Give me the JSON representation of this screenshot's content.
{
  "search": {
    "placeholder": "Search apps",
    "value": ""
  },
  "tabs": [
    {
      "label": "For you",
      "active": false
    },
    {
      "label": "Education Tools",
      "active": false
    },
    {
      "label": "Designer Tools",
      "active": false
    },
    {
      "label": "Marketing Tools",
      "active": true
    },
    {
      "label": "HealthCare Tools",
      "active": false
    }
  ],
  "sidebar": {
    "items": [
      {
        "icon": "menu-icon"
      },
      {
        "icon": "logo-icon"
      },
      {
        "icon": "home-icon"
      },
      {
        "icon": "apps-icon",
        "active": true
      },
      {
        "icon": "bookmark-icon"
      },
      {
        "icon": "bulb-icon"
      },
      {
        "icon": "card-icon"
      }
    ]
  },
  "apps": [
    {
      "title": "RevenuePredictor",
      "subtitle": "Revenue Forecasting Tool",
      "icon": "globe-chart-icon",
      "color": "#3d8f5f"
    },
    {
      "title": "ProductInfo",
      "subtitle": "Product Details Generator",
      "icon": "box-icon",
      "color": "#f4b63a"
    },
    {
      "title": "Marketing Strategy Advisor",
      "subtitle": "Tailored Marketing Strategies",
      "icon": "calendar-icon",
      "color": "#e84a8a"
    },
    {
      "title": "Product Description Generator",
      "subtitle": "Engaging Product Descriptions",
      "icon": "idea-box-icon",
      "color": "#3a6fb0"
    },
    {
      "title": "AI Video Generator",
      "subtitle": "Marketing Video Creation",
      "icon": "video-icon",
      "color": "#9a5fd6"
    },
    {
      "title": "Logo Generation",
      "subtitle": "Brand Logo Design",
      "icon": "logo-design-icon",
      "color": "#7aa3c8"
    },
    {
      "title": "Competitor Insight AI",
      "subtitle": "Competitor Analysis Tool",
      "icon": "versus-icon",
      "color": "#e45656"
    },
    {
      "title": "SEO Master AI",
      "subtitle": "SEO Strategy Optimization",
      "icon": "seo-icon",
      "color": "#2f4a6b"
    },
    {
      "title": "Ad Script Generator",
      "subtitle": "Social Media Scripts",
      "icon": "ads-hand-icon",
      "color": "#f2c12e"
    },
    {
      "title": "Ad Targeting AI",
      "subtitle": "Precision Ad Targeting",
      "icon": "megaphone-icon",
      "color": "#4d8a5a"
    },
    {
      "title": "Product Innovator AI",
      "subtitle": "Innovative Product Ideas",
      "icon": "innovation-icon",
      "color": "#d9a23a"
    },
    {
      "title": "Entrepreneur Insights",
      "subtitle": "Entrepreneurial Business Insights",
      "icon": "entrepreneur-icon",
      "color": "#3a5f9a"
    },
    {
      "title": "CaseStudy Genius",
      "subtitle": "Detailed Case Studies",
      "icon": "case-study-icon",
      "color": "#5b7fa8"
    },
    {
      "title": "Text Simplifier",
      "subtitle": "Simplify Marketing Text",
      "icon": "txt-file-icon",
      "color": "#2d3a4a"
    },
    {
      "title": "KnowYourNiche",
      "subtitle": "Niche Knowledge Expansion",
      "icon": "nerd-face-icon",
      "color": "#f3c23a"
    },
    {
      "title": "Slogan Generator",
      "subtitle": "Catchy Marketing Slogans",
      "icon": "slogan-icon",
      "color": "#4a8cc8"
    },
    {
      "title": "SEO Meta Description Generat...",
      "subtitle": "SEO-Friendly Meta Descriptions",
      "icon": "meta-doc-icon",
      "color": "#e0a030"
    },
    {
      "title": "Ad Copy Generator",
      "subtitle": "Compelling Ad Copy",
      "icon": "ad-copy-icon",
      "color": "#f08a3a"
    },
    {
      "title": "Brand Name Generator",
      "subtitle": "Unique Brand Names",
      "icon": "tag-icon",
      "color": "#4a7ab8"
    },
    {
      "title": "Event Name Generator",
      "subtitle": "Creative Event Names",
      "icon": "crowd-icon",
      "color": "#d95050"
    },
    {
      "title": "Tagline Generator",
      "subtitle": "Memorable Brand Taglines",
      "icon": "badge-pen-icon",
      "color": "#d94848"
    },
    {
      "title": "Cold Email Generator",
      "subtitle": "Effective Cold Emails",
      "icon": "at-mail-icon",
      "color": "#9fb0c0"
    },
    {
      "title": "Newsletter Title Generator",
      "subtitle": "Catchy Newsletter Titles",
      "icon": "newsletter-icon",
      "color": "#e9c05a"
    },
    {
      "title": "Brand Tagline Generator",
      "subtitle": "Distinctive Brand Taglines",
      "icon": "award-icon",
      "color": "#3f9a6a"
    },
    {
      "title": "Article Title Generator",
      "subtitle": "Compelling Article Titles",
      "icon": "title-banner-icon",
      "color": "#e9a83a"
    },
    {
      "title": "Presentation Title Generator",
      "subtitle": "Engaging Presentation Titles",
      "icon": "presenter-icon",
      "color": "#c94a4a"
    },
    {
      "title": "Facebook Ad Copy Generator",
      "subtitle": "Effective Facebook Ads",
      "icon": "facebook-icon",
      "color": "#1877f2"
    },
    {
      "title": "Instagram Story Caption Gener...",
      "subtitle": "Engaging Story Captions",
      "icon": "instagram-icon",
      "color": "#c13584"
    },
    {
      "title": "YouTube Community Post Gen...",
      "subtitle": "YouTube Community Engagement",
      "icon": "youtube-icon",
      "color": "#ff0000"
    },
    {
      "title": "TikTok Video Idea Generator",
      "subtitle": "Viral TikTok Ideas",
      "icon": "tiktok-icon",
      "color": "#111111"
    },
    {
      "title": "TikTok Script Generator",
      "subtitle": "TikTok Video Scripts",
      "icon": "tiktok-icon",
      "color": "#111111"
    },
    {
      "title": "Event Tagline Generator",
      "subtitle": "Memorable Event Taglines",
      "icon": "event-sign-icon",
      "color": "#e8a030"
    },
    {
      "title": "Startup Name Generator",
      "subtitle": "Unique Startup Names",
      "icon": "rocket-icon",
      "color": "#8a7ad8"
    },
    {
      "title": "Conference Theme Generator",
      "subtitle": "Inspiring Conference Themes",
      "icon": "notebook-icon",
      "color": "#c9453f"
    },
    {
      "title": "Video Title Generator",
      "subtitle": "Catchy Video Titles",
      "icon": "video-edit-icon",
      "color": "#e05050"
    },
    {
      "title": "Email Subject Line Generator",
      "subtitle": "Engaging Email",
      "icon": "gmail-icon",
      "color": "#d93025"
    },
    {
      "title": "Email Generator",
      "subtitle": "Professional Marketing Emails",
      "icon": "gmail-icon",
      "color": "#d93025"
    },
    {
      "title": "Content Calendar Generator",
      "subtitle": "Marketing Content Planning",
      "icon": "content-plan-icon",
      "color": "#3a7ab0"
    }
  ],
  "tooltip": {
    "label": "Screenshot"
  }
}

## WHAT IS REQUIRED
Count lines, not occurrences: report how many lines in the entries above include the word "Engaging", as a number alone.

## WORKED SOLUTION
4